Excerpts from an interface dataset
********
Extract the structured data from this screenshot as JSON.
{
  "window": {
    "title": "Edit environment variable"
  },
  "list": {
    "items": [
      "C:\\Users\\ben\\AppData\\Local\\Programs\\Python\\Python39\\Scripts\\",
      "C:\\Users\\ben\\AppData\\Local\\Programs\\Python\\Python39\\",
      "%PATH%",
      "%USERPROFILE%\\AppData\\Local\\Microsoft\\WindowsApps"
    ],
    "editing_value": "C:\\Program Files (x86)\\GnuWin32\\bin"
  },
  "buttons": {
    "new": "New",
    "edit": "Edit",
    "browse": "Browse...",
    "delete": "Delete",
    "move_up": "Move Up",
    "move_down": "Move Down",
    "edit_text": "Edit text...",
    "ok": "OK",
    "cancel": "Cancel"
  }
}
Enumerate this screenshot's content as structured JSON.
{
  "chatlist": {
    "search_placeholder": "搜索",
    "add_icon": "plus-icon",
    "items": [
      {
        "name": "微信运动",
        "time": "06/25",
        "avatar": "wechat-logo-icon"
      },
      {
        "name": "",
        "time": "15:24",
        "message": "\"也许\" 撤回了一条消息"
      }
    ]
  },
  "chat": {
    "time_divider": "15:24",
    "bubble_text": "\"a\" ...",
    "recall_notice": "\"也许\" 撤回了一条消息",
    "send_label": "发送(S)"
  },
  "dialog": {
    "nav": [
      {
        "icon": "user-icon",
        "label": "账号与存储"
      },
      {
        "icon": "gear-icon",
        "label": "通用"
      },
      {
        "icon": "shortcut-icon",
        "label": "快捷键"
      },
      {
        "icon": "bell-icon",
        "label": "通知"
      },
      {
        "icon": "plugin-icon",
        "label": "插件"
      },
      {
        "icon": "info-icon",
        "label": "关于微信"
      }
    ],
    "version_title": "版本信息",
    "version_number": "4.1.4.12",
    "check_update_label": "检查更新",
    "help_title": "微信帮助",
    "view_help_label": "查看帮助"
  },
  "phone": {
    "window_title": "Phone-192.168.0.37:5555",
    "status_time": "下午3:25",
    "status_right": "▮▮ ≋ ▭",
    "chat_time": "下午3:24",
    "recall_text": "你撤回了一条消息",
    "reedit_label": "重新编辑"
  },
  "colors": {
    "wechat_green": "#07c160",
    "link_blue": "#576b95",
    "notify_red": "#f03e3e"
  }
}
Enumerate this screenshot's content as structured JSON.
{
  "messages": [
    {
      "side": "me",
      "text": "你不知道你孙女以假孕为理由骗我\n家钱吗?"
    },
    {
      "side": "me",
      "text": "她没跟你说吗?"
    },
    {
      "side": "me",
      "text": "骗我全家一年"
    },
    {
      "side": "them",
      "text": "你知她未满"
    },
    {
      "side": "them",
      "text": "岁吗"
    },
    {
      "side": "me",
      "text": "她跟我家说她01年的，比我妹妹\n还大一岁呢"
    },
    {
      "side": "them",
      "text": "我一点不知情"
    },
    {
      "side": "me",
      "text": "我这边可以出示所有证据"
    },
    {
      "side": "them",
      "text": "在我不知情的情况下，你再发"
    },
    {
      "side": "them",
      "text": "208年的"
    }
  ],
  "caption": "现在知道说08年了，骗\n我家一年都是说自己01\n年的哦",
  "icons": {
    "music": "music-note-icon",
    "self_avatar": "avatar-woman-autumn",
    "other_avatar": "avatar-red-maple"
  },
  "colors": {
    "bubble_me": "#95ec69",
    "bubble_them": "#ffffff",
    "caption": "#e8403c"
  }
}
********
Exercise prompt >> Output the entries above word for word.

Your solution >>
Extract the structured data from this screenshot as JSON.
{
  "window": {
    "title": "Edit environment variable"
  },
  "list": {
    "items": [
      "C:\\Users\\ben\\AppData\\Local\\Programs\\Python\\Python39\\Scripts\\",
      "C:\\Users\\ben\\AppData\\Local\\Programs\\Python\\Python39\\",
      "%PATH%",
      "%USERPROFILE%\\AppData\\Local\\Microsoft\\WindowsApps"
    ],
    "editing_value": "C:\\Program Files (x86)\\GnuWin32\\bin"
  },
  "buttons": {
    "new": "New",
    "edit": "Edit",
    "browse": "Browse...",
    "delete": "Delete",
    "move_up": "Move Up",
    "move_down": "Move Down",
    "edit_text": "Edit text...",
    "ok": "OK",
    "cancel": "Cancel"
  }
}
Enumerate this screenshot's content as structured JSON.
{
  "chatlist": {
    "search_placeholder": "搜索",
    "add_icon": "plus-icon",
    "items": [
      {
        "name": "微信运动",
        "time": "06/25",
        "avatar": "wechat-logo-icon"
      },
      {
        "name": "",
        "time": "15:24",
        "message": "\"也许\" 撤回了一条消息"
      }
    ]
  },
  "chat": {
    "time_divider": "15:24",
    "bubble_text": "\"a\" ...",
    "recall_notice": "\"也许\" 撤回了一条消息",
    "send_label": "发送(S)"
  },
  "dialog": {
    "nav": [
      {
        "icon": "user-icon",
        "label": "账号与存储"
      },
      {
        "icon": "gear-icon",
        "label": "通用"
      },
      {
        "icon": "shortcut-icon",
        "label": "快捷键"
      },
      {
        "icon": "bell-icon",
        "label": "通知"
      },
      {
        "icon": "plugin-icon",
        "label": "插件"
      },
      {
        "icon": "info-icon",
        "label": "关于微信"
      }
    ],
    "version_title": "版本信息",
    "version_number": "4.1.4.12",
    "check_update_label": "检查更新",
    "help_title": "微信帮助",
    "view_help_label": "查看帮助"
  },
  "phone": {
    "window_title": "Phone-192.168.0.37:5555",
    "status_time": "下午3:25",
    "status_right": "▮▮ ≋ ▭",
    "chat_time": "下午3:24",
    "recall_text": "你撤回了一条消息",
    "reedit_label": "重新编辑"
  },
  "colors": {
    "wechat_green": "#07c160",
    "link_blue": "#576b95",
    "notify_red": "#f03e3e"
  }
}
Enumerate this screenshot's content as structured JSON.
{
  "messages": [
    {
      "side": "me",
      "text": "你不知道你孙女以假孕为理由骗我\n家钱吗?"
    },
    {
      "side": "me",
      "text": "她没跟你说吗?"
    },
    {
      "side": "me",
      "text": "骗我全家一年"
    },
    {
      "side": "them",
      "text": "你知她未满"
    },
    {
      "side": "them",
      "text": "岁吗"
    },
    {
      "side": "me",
      "text": "她跟我家说她01年的，比我妹妹\n还大一岁呢"
    },
    {
      "side": "them",
      "text": "我一点不知情"
    },
    {
      "side": "me",
      "text": "我这边可以出示所有证据"
    },
    {
      "side": "them",
      "text": "在我不知情的情况下，你再发"
    },
    {
      "side": "them",
      "text": "208年的"
    }
  ],
  "caption": "现在知道说08年了，骗\n我家一年都是说自己01\n年的哦",
  "icons": {
    "music": "music-note-icon",
    "self_avatar": "avatar-woman-autumn",
    "other_avatar": "avatar-red-maple"
  },
  "colors": {
    "bubble_me": "#95ec69",
    "bubble_them": "#ffffff",
    "caption": "#e8403c"
  }
}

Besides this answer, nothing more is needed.